**MATERIAL SHOWN**
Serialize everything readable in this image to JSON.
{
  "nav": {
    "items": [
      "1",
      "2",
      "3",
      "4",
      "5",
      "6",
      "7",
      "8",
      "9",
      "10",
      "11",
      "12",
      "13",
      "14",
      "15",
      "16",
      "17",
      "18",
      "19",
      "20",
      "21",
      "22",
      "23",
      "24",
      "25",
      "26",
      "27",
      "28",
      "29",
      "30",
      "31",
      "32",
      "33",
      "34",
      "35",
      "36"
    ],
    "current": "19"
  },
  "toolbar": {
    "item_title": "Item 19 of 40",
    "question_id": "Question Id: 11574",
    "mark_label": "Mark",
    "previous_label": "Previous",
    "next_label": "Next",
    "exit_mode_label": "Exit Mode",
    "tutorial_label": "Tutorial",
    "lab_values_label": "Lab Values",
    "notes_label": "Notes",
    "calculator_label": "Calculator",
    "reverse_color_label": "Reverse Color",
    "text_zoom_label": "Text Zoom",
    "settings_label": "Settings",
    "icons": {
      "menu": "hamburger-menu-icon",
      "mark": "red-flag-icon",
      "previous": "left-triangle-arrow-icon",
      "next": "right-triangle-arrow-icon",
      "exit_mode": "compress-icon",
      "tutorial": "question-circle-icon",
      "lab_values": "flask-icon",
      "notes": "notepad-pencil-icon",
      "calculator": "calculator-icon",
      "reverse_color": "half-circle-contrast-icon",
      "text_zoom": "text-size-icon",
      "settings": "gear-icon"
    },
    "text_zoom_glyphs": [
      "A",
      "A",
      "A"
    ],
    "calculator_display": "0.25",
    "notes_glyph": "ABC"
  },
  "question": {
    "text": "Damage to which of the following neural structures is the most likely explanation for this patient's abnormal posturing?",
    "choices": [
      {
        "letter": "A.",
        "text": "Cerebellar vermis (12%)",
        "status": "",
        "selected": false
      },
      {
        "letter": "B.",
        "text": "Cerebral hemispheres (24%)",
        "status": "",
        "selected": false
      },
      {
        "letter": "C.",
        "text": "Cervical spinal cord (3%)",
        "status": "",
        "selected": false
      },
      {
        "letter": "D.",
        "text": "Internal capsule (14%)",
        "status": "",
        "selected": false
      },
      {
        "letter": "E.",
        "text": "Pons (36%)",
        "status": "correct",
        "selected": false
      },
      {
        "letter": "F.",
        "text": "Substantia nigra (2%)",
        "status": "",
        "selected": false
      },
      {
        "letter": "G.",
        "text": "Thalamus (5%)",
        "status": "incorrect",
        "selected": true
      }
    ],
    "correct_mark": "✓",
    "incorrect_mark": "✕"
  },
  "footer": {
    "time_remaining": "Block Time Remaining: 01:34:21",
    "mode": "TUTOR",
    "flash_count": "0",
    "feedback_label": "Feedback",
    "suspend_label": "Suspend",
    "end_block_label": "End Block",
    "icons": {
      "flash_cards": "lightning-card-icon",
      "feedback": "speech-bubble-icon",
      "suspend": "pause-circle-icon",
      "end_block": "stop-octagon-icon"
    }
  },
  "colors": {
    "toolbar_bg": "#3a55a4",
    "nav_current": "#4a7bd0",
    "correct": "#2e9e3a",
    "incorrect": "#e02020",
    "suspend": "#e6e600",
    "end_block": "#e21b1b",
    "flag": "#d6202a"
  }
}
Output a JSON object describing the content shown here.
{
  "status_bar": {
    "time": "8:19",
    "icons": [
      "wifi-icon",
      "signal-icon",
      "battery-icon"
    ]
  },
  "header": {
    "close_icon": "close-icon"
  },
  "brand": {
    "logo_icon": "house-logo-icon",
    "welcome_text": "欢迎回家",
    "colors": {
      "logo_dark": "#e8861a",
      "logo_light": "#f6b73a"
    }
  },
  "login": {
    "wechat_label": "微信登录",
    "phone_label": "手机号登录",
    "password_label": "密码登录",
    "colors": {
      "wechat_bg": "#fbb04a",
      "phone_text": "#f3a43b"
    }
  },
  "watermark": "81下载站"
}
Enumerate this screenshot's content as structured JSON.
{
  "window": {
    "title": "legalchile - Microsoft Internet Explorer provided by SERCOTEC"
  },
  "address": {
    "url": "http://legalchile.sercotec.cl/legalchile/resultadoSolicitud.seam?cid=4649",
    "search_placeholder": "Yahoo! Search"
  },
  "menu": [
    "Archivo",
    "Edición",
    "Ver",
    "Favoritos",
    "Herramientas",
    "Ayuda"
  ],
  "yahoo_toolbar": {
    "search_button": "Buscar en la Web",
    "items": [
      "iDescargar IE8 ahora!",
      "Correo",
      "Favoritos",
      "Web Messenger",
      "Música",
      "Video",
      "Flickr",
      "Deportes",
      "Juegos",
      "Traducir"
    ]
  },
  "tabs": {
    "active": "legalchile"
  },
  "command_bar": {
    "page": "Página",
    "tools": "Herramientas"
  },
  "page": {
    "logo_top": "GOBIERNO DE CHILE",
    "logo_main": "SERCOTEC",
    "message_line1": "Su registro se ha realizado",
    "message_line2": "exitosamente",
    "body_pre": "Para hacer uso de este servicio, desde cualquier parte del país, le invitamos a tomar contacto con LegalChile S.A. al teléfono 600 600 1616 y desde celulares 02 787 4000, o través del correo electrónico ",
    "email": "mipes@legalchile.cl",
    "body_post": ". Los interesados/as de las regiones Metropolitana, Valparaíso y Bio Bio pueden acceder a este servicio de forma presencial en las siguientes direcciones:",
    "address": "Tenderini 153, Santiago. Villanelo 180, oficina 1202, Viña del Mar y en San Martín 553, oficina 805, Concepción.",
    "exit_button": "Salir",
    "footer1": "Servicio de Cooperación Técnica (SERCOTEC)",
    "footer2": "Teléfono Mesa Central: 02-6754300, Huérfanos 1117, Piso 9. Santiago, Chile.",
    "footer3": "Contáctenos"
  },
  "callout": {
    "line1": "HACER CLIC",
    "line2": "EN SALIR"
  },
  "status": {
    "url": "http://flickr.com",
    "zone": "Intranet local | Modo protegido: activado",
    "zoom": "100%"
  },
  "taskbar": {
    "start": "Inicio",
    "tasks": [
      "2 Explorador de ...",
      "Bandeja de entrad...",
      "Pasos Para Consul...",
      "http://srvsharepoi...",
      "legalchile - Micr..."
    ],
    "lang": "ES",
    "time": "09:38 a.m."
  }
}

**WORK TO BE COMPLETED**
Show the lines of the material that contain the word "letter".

**ANSWER TO THIS EXERCISE**
        "letter": "A.",
        "letter": "B.",
        "letter": "C.",
        "letter": "D.",
        "letter": "E.",
        "letter": "F.",
        "letter": "G.",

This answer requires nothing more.